The decorative arts collection reflects changes in domestic life and design from the seventeenth century to the present. Included are materials ranging from furniture, silver, glass, and ceramics to period rooms and textiles. Although the collections include some European material, their greatest strength is in American objects.
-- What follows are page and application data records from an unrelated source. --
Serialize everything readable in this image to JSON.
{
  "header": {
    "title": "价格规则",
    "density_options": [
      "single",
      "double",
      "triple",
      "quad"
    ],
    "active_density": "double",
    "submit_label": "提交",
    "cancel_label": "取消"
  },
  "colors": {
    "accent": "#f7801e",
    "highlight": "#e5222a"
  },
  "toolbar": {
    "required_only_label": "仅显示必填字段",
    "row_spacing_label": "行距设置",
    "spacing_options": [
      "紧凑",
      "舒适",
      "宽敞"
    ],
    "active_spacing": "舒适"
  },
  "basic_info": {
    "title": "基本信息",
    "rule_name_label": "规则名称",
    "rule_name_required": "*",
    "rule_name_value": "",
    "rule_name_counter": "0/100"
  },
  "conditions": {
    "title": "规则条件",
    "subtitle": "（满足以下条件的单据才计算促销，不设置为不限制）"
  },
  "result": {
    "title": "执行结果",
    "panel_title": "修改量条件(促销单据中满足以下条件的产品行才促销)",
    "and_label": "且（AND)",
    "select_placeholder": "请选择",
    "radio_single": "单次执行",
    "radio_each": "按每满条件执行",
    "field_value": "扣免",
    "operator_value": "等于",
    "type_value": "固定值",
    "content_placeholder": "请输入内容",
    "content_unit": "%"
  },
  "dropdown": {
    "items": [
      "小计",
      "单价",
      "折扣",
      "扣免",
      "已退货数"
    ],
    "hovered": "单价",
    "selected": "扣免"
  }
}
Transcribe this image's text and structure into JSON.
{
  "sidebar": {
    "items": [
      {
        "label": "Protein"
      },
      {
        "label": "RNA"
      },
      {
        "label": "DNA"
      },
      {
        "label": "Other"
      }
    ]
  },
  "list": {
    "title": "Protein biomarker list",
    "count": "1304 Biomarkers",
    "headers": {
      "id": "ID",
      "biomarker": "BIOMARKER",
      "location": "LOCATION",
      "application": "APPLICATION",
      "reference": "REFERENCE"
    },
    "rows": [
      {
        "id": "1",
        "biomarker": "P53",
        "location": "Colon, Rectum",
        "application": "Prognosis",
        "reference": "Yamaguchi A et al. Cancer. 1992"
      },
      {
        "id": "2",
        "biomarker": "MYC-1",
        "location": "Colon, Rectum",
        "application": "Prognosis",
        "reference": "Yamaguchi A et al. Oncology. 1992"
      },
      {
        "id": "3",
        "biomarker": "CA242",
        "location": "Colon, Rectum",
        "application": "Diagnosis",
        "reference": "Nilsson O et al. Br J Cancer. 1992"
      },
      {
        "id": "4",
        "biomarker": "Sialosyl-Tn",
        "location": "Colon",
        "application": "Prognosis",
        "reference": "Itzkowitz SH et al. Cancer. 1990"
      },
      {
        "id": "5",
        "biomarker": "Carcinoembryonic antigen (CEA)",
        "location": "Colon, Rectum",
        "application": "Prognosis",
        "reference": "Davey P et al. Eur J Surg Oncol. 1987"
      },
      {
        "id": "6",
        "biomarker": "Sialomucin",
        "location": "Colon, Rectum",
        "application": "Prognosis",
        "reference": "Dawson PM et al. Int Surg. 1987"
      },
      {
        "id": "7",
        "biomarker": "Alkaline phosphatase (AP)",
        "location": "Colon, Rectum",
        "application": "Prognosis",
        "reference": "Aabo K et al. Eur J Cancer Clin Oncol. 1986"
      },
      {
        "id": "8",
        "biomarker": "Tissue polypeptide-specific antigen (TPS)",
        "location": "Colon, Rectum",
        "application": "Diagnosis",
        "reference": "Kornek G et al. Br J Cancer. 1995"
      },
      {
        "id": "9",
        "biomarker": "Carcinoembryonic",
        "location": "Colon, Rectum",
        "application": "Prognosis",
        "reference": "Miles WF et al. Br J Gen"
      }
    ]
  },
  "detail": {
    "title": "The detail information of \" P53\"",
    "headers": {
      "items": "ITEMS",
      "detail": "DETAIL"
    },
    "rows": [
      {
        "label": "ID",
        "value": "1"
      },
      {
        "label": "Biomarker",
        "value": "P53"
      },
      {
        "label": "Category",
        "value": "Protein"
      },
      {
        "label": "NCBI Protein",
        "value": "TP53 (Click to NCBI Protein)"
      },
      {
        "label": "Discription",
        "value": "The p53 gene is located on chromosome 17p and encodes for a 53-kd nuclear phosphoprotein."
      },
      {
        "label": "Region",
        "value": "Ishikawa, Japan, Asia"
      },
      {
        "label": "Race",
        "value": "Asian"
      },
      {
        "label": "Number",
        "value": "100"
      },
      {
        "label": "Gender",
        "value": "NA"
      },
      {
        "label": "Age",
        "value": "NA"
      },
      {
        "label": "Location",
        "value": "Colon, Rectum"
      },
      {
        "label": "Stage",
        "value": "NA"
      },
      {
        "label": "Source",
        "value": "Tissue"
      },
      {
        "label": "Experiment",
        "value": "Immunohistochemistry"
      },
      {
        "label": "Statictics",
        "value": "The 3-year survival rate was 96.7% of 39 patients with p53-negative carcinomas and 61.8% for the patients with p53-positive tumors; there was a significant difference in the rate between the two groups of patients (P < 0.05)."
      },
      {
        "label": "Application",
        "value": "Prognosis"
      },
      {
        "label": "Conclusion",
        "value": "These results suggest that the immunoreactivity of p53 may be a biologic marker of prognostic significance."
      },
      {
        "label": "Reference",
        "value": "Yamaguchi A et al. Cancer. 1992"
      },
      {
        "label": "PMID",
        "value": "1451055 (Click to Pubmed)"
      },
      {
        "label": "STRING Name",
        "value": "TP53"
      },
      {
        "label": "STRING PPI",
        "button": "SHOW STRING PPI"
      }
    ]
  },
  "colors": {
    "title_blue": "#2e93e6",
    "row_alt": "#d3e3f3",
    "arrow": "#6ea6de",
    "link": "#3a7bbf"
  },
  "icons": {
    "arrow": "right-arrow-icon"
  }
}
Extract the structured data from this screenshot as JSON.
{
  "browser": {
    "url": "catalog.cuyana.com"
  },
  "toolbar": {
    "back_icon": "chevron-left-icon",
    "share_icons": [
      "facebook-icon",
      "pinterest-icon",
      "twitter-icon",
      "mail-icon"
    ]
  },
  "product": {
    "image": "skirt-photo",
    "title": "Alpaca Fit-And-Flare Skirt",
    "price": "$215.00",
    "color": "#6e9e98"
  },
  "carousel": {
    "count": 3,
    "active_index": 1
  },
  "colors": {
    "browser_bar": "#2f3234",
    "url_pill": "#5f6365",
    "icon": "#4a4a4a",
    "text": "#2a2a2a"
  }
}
The earliest pieces of decorative art to enter the collection were silver spoons that came to the Museum in 1902; these were followed the next year by a number of pieces of European porcelain. With the arrival of Luke Vincent Lockwood, a noted collector and scholar, in 1914, the focus of the collections shifted from Europe to America. In 1915, the Museum acquired its first period room; although there are twenty-six period rooms installed in the Museum, due to ongoing construction only five that date from the mid-nineteenth through the early twentieth century are currently on view. During the 1930s, the Museum began actively exhibiting modern design, focusing on design's relationship to industry.